In their report of corticosteroid trials in hyperemesis gravidarum, Nelson-Piercy et al. display the classic Cartesian mind–body dualism that dogs so much biomedical research. In accounting for their failure to achieve a statistically significant result, they suggest that a disproportionate number of their participants were ‘vomiting for emotional reasons’, a group apparently distinct from those with a hormonal aetiology to their condition. Such a simplistic division into two discrete nosological categories, although methodologically convenient, belies the complex interactions among biological, psychological and social factors underlying hyperemesis gravidarum.

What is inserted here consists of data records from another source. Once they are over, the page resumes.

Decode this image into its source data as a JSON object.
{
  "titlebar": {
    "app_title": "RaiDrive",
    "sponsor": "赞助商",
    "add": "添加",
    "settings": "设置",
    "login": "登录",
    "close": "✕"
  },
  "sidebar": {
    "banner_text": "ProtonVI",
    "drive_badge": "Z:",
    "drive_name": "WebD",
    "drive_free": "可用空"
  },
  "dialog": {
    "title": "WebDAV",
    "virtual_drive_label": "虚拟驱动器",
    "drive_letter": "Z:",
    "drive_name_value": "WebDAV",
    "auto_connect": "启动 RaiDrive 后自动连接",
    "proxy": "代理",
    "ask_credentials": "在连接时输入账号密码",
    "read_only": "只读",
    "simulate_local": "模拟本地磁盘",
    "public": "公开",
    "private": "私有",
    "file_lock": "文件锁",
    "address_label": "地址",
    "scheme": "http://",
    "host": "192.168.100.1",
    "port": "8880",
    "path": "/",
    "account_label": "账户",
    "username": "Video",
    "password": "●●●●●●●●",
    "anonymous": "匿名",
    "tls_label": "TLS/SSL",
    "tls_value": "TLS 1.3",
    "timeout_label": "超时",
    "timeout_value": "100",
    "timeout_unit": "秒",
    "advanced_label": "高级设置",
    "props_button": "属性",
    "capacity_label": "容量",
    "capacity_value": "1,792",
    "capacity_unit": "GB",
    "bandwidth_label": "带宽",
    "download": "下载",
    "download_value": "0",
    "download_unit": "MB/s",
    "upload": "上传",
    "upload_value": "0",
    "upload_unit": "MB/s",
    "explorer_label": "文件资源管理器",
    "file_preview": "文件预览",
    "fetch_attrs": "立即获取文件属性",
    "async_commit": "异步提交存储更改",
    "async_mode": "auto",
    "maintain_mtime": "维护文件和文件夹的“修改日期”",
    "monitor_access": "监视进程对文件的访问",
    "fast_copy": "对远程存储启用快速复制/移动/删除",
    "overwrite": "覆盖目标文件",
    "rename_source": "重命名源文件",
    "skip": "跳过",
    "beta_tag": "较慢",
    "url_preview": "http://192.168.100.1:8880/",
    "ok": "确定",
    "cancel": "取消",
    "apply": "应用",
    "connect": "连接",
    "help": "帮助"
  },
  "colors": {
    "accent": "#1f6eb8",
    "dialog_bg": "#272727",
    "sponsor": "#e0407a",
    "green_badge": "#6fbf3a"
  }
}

The findings of this trial are illustrative of the inadequacy of a purely pharmacological approach to this condition, rooted as it is in a narrow biomedical conceptual framework. It is time that the complexity of this condition was recognised, and a biopsychosocial perspective was taken in its management—one that recognises the centrality of ‘emotional reasons’ in its causation, rather than dismisses them as confounding variables.